Tuesday, November 30, 2010

November's top 10 public speaking tips and issues

Eleven months into the year, readership of The Eloquent Woman is at an all-time-high and The Eloquent Woman on Facebook is the most popular public-speaking page on that site--two things I'm very grateful for in this month of Thanksgiving in the U.S.  These are the posts that caught your eye most often this month:
  1. Using language with power:  This post on taking charge of your conversations and speaking focused on a new book that includes language as one tool women can use to be more powerful. It grabbed the top spot as the most-read post this month.
  2. "I'm not nervous when I speak, but..." pulled apart the mental and physical reactions in fear of public speaking and why some women say they're not nervous but have all the physical symptoms, anyway.
  3. Speaking with credibility:  When speakers say things your audience won't believe covered some high-profile and everyday ways that public speakers give away their intentions. Audiences aren't fooled for a moment, typically.  This is a what-not-to-do list.
  4. Speaking with credibility, for politicians:  A tiny twist of grammar might affect how audiences regard politicians' actions. This post was the latest in our "speaking science" series on research about public speaking.

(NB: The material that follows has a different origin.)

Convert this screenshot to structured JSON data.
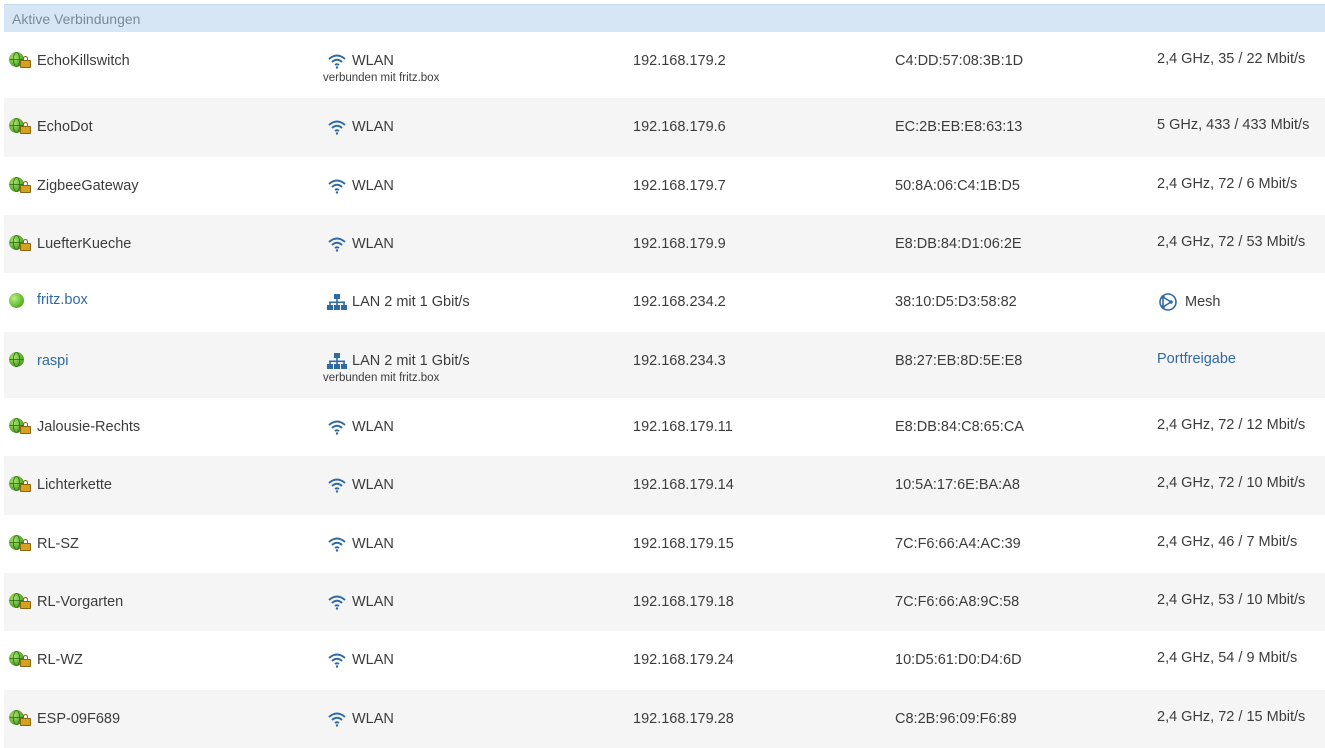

  5. Presentations: Go big, go small, go collaborative served up 4 new resources, from pocket projectors to slides that let you collaborate.  Another popular tools post.
  6. Do you get talked over in meetings? So does Yahoo! CEO Carol Bartz, who brought the topic up at last month's Women's Conference hosted by California First Lady Maria Shriver. Read the details in this popular post.
  7. "A bad hair day is a virtual mute button" for women speakers, said former White House press secretary Dee Dee Myers when I heard her speak last month--so I used the opportunity to write about women and their appearance, and how it affects speaking.
  8. Can you do a better job moderating panels? I think so, and offered you three concrete tactics panel moderators can use to improve their experience--and that of the audience.
  9. Great gifts for speakers: We launched a new page for great speeches on audio, places you can download free and inexpensive audio recordings of famous speeches, plus some discounts for subscribing to Audible.com just for readers of The Eloquent Woman.  It's a great gift idea, along with the new option to buy and email a Kindle book on public speaking to your favorite presenter. (She doesn't need a Kindle to read it, either.)
  10. If I were speaking at TED Women, I'd ask the audience to improve the future of women and girls by helping me stop 4 persistent myths about women and public speaking.  Many of you called this an inspiring read and shared it with your colleagues--thanks!
Go here to subscribe to Step Up Your Speaking, my free email newsletter that looks at a different speaking topic in depth each month. The newsletter comes out shortly, so now's a great time to subscribe. Then become a fan of The Eloquent Woman on Facebook and join the conversation with thousands of other women (and men) about public speaking skills and confidence.